--- Information provided ---
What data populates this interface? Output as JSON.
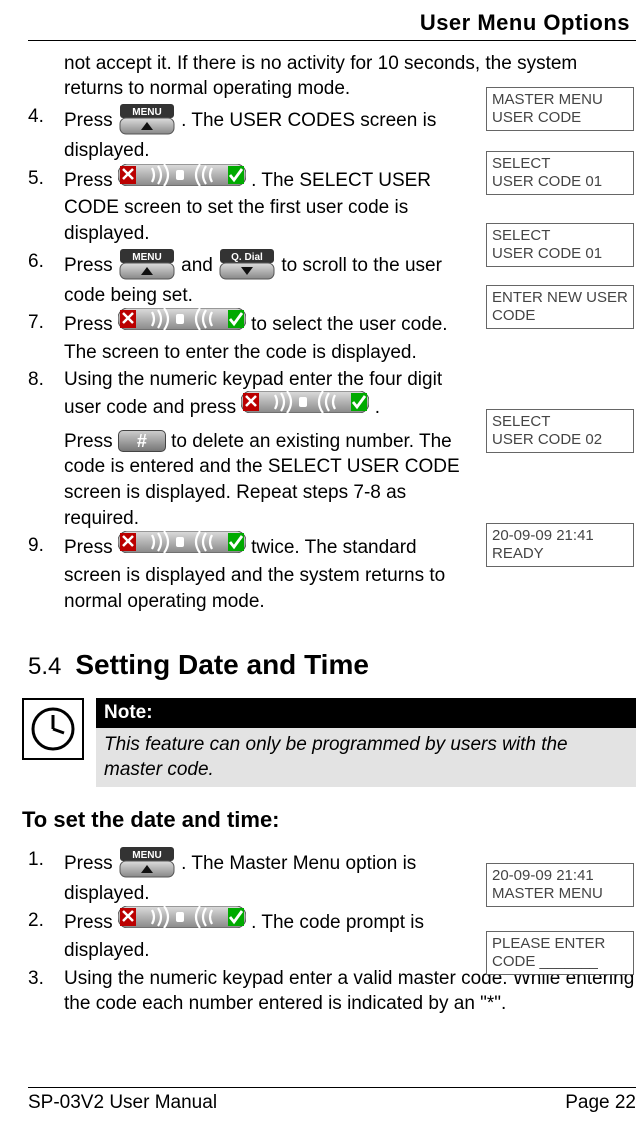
{
  "header": {
    "title": "User Menu Options"
  },
  "continued_text": "not accept it. If there is no activity for 10 seconds, the system returns to normal operating mode.",
  "steps_a": [
    {
      "num": "4.",
      "pre": "Press ",
      "post": ". The USER CODES screen is displayed.",
      "icons": [
        "menu"
      ]
    },
    {
      "num": "5.",
      "pre": "Press ",
      "post": ". The SELECT USER CODE screen to set the first user code is displayed.",
      "icons": [
        "tri-green"
      ]
    },
    {
      "num": "6.",
      "pre": "Press ",
      "mid": " and ",
      "post": " to scroll to the user code being set.",
      "icons": [
        "menu",
        "qdial"
      ]
    },
    {
      "num": "7.",
      "pre": "Press ",
      "post": " to select the user code. The screen to enter the code is displayed.",
      "icons": [
        "tri-green"
      ]
    },
    {
      "num": "8.",
      "line1_pre": "Using the numeric keypad enter the four digit user code and press ",
      "line1_post": ".",
      "line2_pre": "Press ",
      "line2_post": " to delete an existing number. The code is entered and the SELECT USER CODE screen is displayed. Repeat steps 7-8 as required.",
      "icons": [
        "tri-green",
        "hash"
      ]
    },
    {
      "num": "9.",
      "pre": "Press ",
      "post": " twice. The standard screen is displayed and the system returns to normal operating mode.",
      "icons": [
        "tri-red"
      ]
    }
  ],
  "section": {
    "num": "5.4",
    "title": "Setting Date and Time"
  },
  "note": {
    "head": "Note:",
    "body": "This feature can only be programmed by users with the master code."
  },
  "procedure_title": "To set the date and time:",
  "steps_b": [
    {
      "num": "1.",
      "pre": "Press ",
      "post": ". The Master Menu option is displayed.",
      "icons": [
        "menu"
      ]
    },
    {
      "num": "2.",
      "pre": "Press ",
      "post": ". The code prompt is displayed.",
      "icons": [
        "tri-green"
      ]
    },
    {
      "num": "3.",
      "text": "Using the numeric keypad enter a valid master code. While entering the code each number entered is indicated by an \"*\"."
    }
  ],
  "screens": [
    {
      "l1": "MASTER MENU",
      "l2": "USER CODE"
    },
    {
      "l1": "SELECT",
      "l2": "USER CODE 01"
    },
    {
      "l1": "SELECT",
      "l2": "USER CODE 01"
    },
    {
      "l1": "ENTER NEW USER",
      "l2": "CODE"
    },
    {
      "l1": "SELECT",
      "l2": "USER CODE 02"
    },
    {
      "l1": "20-09-09  21:41",
      "l2": "READY"
    },
    {
      "l1": "20-09-09 21:41",
      "l2": "MASTER MENU"
    },
    {
      "l1": "PLEASE ENTER",
      "l2": "CODE _______"
    }
  ],
  "footer": {
    "left": "SP-03V2 User Manual",
    "right": "Page 22"
  }
}
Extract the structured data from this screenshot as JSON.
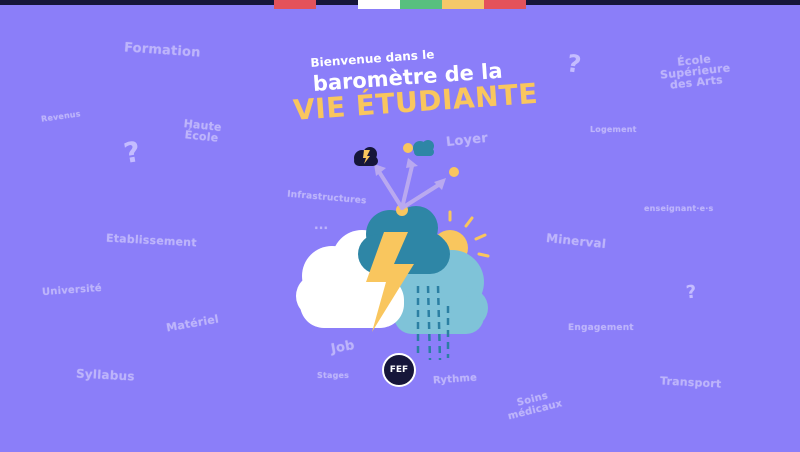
{
  "header": {
    "line1": "Bienvenue dans le",
    "line2": "baromètre de la",
    "line3": "VIE ÉTUDIANTE"
  },
  "topbar": {
    "segment_colors": [
      "#e4525b",
      "#ffffff",
      "#58c07f",
      "#f5c869",
      "#e4525b"
    ]
  },
  "words": {
    "formation": "Formation",
    "revenus": "Revenus",
    "haute_ecole": "Haute\nÉcole",
    "etablissement": "Etablissement",
    "universite": "Université",
    "materiel": "Matériel",
    "syllabus": "Syllabus",
    "infrastructures": "Infrastructures",
    "ellipsis": "...",
    "job": "Job",
    "stages": "Stages",
    "rythme": "Rythme",
    "soins": "Soins\nmédicaux",
    "loyer": "Loyer",
    "logement": "Logement",
    "ecole_sup": "École\nSupérieure\ndes Arts",
    "enseignant": "enseignant·e·s",
    "minerval": "Minerval",
    "engagement": "Engagement",
    "transport": "Transport",
    "qmark": "?"
  },
  "logo": {
    "text": "FEF"
  },
  "icons": [
    "storm-cloud-icon",
    "sun-cloud-icon",
    "sun-icon",
    "lightning-cloud-icon",
    "question-mark-icon"
  ]
}
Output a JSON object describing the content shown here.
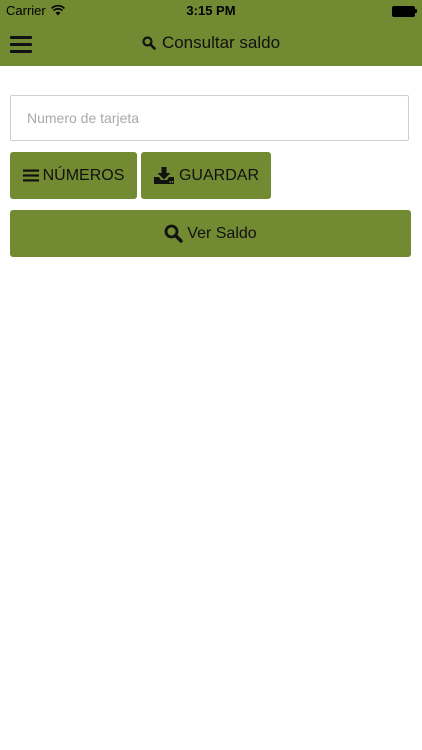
{
  "status_bar": {
    "carrier": "Carrier",
    "time": "3:15 PM"
  },
  "nav": {
    "title": "Consultar saldo",
    "menu_icon": "hamburger-icon",
    "title_icon": "search-icon"
  },
  "form": {
    "card_number_placeholder": "Numero de tarjeta",
    "card_number_value": ""
  },
  "buttons": {
    "numeros_label": "NÚMEROS",
    "numeros_icon": "list-icon",
    "guardar_label": "GUARDAR",
    "guardar_icon": "download-tray-icon",
    "ver_saldo_label": "Ver Saldo",
    "ver_saldo_icon": "search-icon"
  },
  "colors": {
    "accent": "#728a31",
    "background": "#ffffff",
    "text": "#111111",
    "placeholder": "#a9a9a9",
    "input_border": "#cfcfcf"
  }
}
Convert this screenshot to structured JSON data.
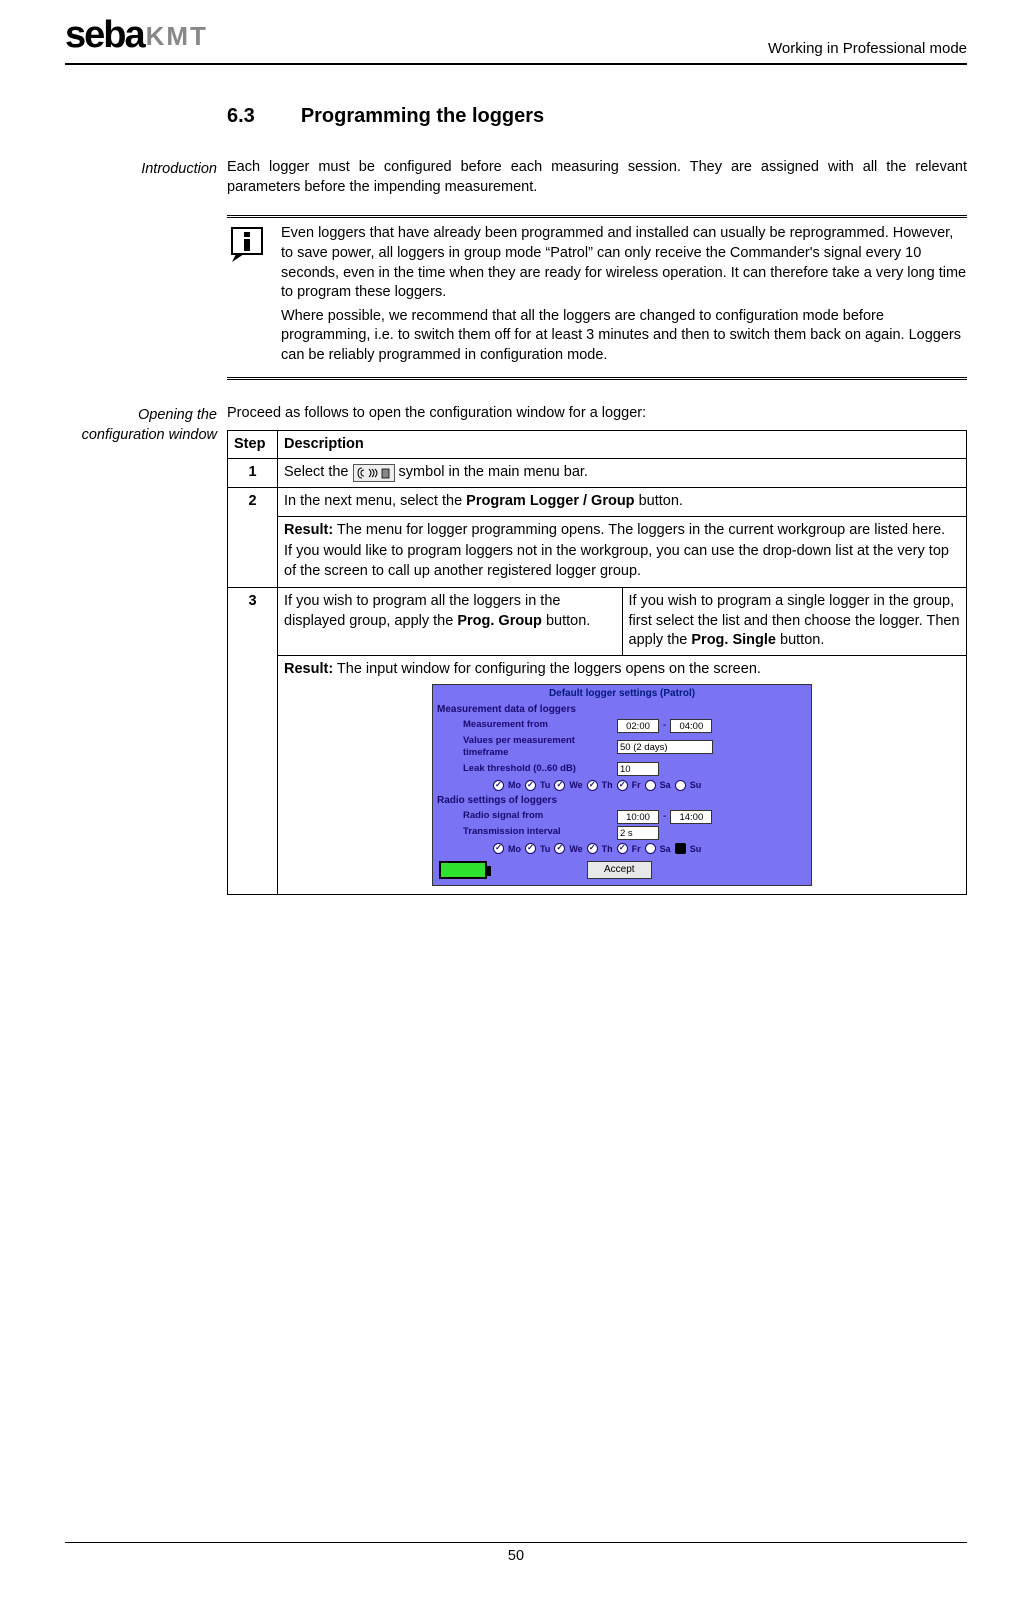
{
  "header": {
    "logo_seba": "seba",
    "logo_kmt": "KMT",
    "mode": "Working in Professional mode"
  },
  "section": {
    "number": "6.3",
    "title": "Programming the loggers"
  },
  "intro": {
    "label": "Introduction",
    "text": "Each logger must be configured before each measuring session. They are assigned with all the relevant parameters before the impending measurement."
  },
  "note": {
    "p1": "Even loggers that have already been programmed and installed can usually be reprogrammed. However, to save power, all loggers in group mode “Patrol” can only receive the Commander's signal every 10 seconds, even in the time when they are ready for wireless operation. It can therefore take a very long time to program these loggers.",
    "p2": "Where possible, we recommend that all the loggers are changed to configuration mode before programming, i.e. to switch them off for at least 3 minutes and then to switch them back on again. Loggers can be reliably programmed in configuration mode."
  },
  "opening": {
    "label": "Opening the configuration window",
    "lead": "Proceed as follows to open the configuration window for a logger:",
    "table": {
      "h_step": "Step",
      "h_desc": "Description",
      "r1": {
        "num": "1",
        "pre": "Select the ",
        "post": " symbol in the main menu bar."
      },
      "r2": {
        "num": "2",
        "line": "In the next menu, select the ",
        "bold": "Program Logger / Group",
        "after": " button.",
        "result_label": "Result:",
        "result_text": " The menu for logger programming opens. The loggers in the current workgroup are listed here.",
        "result_p2": "If you would like to program loggers not in the workgroup, you can use the drop-down list at the very top of the screen to call up another registered logger group."
      },
      "r3": {
        "num": "3",
        "left_pre": "If you wish to program all the loggers in the displayed group, apply the ",
        "left_bold": "Prog. Group",
        "left_after": " button.",
        "right_pre": "If you wish to program a single logger in the group, first select the list and then choose the logger. Then apply the ",
        "right_bold": "Prog. Single",
        "right_after": " button.",
        "result_label": "Result:",
        "result_text": " The input window for configuring the loggers opens on the screen."
      }
    }
  },
  "config_window": {
    "title": "Default logger settings (Patrol)",
    "sec1": "Measurement data of loggers",
    "meas_from_lbl": "Measurement from",
    "meas_from_a": "02:00",
    "meas_dash": "-",
    "meas_from_b": "04:00",
    "vals_lbl": "Values per measurement timeframe",
    "vals_val": "50 (2 days)",
    "leak_lbl": "Leak threshold (0..60 dB)",
    "leak_val": "10",
    "days": [
      "Mo",
      "Tu",
      "We",
      "Th",
      "Fr",
      "Sa",
      "Su"
    ],
    "sec2": "Radio settings of loggers",
    "radio_from_lbl": "Radio signal from",
    "radio_from_a": "10:00",
    "radio_from_b": "14:00",
    "tx_lbl": "Transmission interval",
    "tx_val": "2 s",
    "accept": "Accept"
  },
  "page_number": "50"
}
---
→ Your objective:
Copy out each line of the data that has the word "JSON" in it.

→ Answer:
What data populates this interface? Output as JSON.
Extract the structured data from this screenshot as JSON.
Output a JSON object describing the content shown here.
Convert this screenshot to structured JSON data.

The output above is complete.